Exercise
A verbatim reproduction of every entry is the expected answer.

#### Material to process

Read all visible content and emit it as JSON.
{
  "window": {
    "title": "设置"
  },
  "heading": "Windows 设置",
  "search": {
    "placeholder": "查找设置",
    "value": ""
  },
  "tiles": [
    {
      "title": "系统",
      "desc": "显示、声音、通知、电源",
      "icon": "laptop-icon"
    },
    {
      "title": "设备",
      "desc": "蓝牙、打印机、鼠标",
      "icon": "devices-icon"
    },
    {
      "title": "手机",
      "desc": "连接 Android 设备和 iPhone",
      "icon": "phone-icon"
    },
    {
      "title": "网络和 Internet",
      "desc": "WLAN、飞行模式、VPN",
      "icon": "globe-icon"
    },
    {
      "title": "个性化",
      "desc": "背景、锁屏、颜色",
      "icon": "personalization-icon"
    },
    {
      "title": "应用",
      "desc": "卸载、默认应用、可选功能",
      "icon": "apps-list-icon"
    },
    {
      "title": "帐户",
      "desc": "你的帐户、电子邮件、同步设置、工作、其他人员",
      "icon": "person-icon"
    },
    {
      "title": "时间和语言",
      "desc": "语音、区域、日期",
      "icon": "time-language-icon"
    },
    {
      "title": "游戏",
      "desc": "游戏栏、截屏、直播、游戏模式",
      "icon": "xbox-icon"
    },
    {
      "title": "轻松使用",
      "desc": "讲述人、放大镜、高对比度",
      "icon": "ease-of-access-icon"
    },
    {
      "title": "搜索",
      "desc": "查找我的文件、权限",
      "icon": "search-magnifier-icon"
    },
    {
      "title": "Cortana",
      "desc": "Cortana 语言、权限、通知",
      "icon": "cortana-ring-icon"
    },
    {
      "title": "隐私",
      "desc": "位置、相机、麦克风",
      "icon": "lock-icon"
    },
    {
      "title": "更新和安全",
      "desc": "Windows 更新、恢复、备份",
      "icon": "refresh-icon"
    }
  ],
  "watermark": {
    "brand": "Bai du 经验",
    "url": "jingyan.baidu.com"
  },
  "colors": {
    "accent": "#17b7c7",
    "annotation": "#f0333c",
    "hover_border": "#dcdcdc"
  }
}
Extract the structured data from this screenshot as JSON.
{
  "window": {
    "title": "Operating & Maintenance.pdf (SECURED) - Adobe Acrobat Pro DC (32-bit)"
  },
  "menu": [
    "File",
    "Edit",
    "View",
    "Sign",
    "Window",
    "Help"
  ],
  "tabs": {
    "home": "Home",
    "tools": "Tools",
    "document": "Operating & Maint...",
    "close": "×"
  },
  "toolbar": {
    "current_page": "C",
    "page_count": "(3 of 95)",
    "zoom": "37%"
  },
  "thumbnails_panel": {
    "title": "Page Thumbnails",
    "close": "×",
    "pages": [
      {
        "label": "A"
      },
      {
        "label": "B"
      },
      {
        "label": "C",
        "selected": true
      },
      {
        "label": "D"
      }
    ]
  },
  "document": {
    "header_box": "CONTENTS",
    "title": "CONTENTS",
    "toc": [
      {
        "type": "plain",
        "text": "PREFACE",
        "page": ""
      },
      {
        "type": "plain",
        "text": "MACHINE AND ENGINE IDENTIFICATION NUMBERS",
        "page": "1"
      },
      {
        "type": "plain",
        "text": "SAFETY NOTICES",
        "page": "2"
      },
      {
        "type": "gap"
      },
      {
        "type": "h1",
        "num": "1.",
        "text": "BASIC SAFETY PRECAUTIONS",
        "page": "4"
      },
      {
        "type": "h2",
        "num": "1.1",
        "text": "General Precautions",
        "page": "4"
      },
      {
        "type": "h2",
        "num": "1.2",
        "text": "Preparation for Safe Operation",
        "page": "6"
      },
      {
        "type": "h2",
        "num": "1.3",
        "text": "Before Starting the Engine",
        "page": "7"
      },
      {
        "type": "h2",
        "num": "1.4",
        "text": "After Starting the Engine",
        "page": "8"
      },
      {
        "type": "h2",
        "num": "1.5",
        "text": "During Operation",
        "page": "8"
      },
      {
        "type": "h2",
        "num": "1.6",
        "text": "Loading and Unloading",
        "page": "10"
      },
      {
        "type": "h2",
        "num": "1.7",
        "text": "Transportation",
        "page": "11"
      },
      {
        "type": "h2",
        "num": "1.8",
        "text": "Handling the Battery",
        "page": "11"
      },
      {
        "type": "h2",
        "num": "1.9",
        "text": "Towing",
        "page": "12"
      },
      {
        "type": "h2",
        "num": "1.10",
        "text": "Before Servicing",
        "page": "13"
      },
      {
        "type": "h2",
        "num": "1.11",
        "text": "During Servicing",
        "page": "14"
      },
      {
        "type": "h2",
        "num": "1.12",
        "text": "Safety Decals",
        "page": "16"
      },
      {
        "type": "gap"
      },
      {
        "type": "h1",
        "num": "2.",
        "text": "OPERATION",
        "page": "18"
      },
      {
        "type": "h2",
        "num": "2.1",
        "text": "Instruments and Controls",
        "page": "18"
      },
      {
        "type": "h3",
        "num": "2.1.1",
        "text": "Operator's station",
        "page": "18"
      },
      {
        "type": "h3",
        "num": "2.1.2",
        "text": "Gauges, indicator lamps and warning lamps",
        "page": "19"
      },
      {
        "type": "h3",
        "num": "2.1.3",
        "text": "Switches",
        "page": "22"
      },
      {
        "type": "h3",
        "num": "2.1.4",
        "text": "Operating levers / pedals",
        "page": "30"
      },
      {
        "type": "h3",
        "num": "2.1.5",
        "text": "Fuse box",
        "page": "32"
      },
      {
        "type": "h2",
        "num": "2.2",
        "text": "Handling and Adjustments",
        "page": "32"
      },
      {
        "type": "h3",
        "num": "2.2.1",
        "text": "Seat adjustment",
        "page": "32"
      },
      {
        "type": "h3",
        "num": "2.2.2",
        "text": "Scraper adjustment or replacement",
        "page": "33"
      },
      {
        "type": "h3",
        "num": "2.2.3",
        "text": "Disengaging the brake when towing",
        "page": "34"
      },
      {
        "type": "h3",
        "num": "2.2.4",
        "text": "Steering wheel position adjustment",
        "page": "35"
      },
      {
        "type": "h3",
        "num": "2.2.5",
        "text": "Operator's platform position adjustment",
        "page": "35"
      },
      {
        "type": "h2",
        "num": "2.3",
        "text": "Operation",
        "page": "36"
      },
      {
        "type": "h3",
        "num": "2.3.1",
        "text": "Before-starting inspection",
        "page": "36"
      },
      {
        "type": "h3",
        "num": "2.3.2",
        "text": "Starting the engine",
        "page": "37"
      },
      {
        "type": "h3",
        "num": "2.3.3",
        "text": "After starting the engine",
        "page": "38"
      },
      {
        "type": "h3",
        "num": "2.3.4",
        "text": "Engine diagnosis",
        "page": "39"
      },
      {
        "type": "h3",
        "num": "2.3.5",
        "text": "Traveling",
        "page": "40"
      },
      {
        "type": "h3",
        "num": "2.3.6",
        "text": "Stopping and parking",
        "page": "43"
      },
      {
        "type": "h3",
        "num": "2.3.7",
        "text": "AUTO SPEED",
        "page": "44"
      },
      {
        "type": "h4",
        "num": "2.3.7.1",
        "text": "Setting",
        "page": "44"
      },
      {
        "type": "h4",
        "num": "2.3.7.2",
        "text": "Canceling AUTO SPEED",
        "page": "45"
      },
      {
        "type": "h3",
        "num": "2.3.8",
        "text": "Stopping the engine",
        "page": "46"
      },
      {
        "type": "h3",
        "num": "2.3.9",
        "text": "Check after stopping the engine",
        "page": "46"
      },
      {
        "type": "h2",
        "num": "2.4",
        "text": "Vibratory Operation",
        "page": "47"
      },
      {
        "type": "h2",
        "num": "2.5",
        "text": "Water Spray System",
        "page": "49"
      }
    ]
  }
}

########

Response to this exercise
Read all visible content and emit it as JSON.
{
  "window": {
    "title": "设置"
  },
  "heading": "Windows 设置",
  "search": {
    "placeholder": "查找设置",
    "value": ""
  },
  "tiles": [
    {
      "title": "系统",
      "desc": "显示、声音、通知、电源",
      "icon": "laptop-icon"
    },
    {
      "title": "设备",
      "desc": "蓝牙、打印机、鼠标",
      "icon": "devices-icon"
    },
    {
      "title": "手机",
      "desc": "连接 Android 设备和 iPhone",
      "icon": "phone-icon"
    },
    {
      "title": "网络和 Internet",
      "desc": "WLAN、飞行模式、VPN",
      "icon": "globe-icon"
    },
    {
      "title": "个性化",
      "desc": "背景、锁屏、颜色",
      "icon": "personalization-icon"
    },
    {
      "title": "应用",
      "desc": "卸载、默认应用、可选功能",
      "icon": "apps-list-icon"
    },
    {
      "title": "帐户",
      "desc": "你的帐户、电子邮件、同步设置、工作、其他人员",
      "icon": "person-icon"
    },
    {
      "title": "时间和语言",
      "desc": "语音、区域、日期",
      "icon": "time-language-icon"
    },
    {
      "title": "游戏",
      "desc": "游戏栏、截屏、直播、游戏模式",
      "icon": "xbox-icon"
    },
    {
      "title": "轻松使用",
      "desc": "讲述人、放大镜、高对比度",
      "icon": "ease-of-access-icon"
    },
    {
      "title": "搜索",
      "desc": "查找我的文件、权限",
      "icon": "search-magnifier-icon"
    },
    {
      "title": "Cortana",
      "desc": "Cortana 语言、权限、通知",
      "icon": "cortana-ring-icon"
    },
    {
      "title": "隐私",
      "desc": "位置、相机、麦克风",
      "icon": "lock-icon"
    },
    {
      "title": "更新和安全",
      "desc": "Windows 更新、恢复、备份",
      "icon": "refresh-icon"
    }
  ],
  "watermark": {
    "brand": "Bai du 经验",
    "url": "jingyan.baidu.com"
  },
  "colors": {
    "accent": "#17b7c7",
    "annotation": "#f0333c",
    "hover_border": "#dcdcdc"
  }
}
Extract the structured data from this screenshot as JSON.
{
  "window": {
    "title": "Operating & Maintenance.pdf (SECURED) - Adobe Acrobat Pro DC (32-bit)"
  },
  "menu": [
    "File",
    "Edit",
    "View",
    "Sign",
    "Window",
    "Help"
  ],
  "tabs": {
    "home": "Home",
    "tools": "Tools",
    "document": "Operating & Maint...",
    "close": "×"
  },
  "toolbar": {
    "current_page": "C",
    "page_count": "(3 of 95)",
    "zoom": "37%"
  },
  "thumbnails_panel": {
    "title": "Page Thumbnails",
    "close": "×",
    "pages": [
      {
        "label": "A"
      },
      {
        "label": "B"
      },
      {
        "label": "C",
        "selected": true
      },
      {
        "label": "D"
      }
    ]
  },
  "document": {
    "header_box": "CONTENTS",
    "title": "CONTENTS",
    "toc": [
      {
        "type": "plain",
        "text": "PREFACE",
        "page": ""
      },
      {
        "type": "plain",
        "text": "MACHINE AND ENGINE IDENTIFICATION NUMBERS",
        "page": "1"
      },
      {
        "type": "plain",
        "text": "SAFETY NOTICES",
        "page": "2"
      },
      {
        "type": "gap"
      },
      {
        "type": "h1",
        "num": "1.",
        "text": "BASIC SAFETY PRECAUTIONS",
        "page": "4"
      },
      {
        "type": "h2",
        "num": "1.1",
        "text": "General Precautions",
        "page": "4"
      },
      {
        "type": "h2",
        "num": "1.2",
        "text": "Preparation for Safe Operation",
        "page": "6"
      },
      {
        "type": "h2",
        "num": "1.3",
        "text": "Before Starting the Engine",
        "page": "7"
      },
      {
        "type": "h2",
        "num": "1.4",
        "text": "After Starting the Engine",
        "page": "8"
      },
      {
        "type": "h2",
        "num": "1.5",
        "text": "During Operation",
        "page": "8"
      },
      {
        "type": "h2",
        "num": "1.6",
        "text": "Loading and Unloading",
        "page": "10"
      },
      {
        "type": "h2",
        "num": "1.7",
        "text": "Transportation",
        "page": "11"
      },
      {
        "type": "h2",
        "num": "1.8",
        "text": "Handling the Battery",
        "page": "11"
      },
      {
        "type": "h2",
        "num": "1.9",
        "text": "Towing",
        "page": "12"
      },
      {
        "type": "h2",
        "num": "1.10",
        "text": "Before Servicing",
        "page": "13"
      },
      {
        "type": "h2",
        "num": "1.11",
        "text": "During Servicing",
        "page": "14"
      },
      {
        "type": "h2",
        "num": "1.12",
        "text": "Safety Decals",
        "page": "16"
      },
      {
        "type": "gap"
      },
      {
        "type": "h1",
        "num": "2.",
        "text": "OPERATION",
        "page": "18"
      },
      {
        "type": "h2",
        "num": "2.1",
        "text": "Instruments and Controls",
        "page": "18"
      },
      {
        "type": "h3",
        "num": "2.1.1",
        "text": "Operator's station",
        "page": "18"
      },
      {
        "type": "h3",
        "num": "2.1.2",
        "text": "Gauges, indicator lamps and warning lamps",
        "page": "19"
      },
      {
        "type": "h3",
        "num": "2.1.3",
        "text": "Switches",
        "page": "22"
      },
      {
        "type": "h3",
        "num": "2.1.4",
        "text": "Operating levers / pedals",
        "page": "30"
      },
      {
        "type": "h3",
        "num": "2.1.5",
        "text": "Fuse box",
        "page": "32"
      },
      {
        "type": "h2",
        "num": "2.2",
        "text": "Handling and Adjustments",
        "page": "32"
      },
      {
        "type": "h3",
        "num": "2.2.1",
        "text": "Seat adjustment",
        "page": "32"
      },
      {
        "type": "h3",
        "num": "2.2.2",
        "text": "Scraper adjustment or replacement",
        "page": "33"
      },
      {
        "type": "h3",
        "num": "2.2.3",
        "text": "Disengaging the brake when towing",
        "page": "34"
      },
      {
        "type": "h3",
        "num": "2.2.4",
        "text": "Steering wheel position adjustment",
        "page": "35"
      },
      {
        "type": "h3",
        "num": "2.2.5",
        "text": "Operator's platform position adjustment",
        "page": "35"
      },
      {
        "type": "h2",
        "num": "2.3",
        "text": "Operation",
        "page": "36"
      },
      {
        "type": "h3",
        "num": "2.3.1",
        "text": "Before-starting inspection",
        "page": "36"
      },
      {
        "type": "h3",
        "num": "2.3.2",
        "text": "Starting the engine",
        "page": "37"
      },
      {
        "type": "h3",
        "num": "2.3.3",
        "text": "After starting the engine",
        "page": "38"
      },
      {
        "type": "h3",
        "num": "2.3.4",
        "text": "Engine diagnosis",
        "page": "39"
      },
      {
        "type": "h3",
        "num": "2.3.5",
        "text": "Traveling",
        "page": "40"
      },
      {
        "type": "h3",
        "num": "2.3.6",
        "text": "Stopping and parking",
        "page": "43"
      },
      {
        "type": "h3",
        "num": "2.3.7",
        "text": "AUTO SPEED",
        "page": "44"
      },
      {
        "type": "h4",
        "num": "2.3.7.1",
        "text": "Setting",
        "page": "44"
      },
      {
        "type": "h4",
        "num": "2.3.7.2",
        "text": "Canceling AUTO SPEED",
        "page": "45"
      },
      {
        "type": "h3",
        "num": "2.3.8",
        "text": "Stopping the engine",
        "page": "46"
      },
      {
        "type": "h3",
        "num": "2.3.9",
        "text": "Check after stopping the engine",
        "page": "46"
      },
      {
        "type": "h2",
        "num": "2.4",
        "text": "Vibratory Operation",
        "page": "47"
      },
      {
        "type": "h2",
        "num": "2.5",
        "text": "Water Spray System",
        "page": "49"
      }
    ]
  }
}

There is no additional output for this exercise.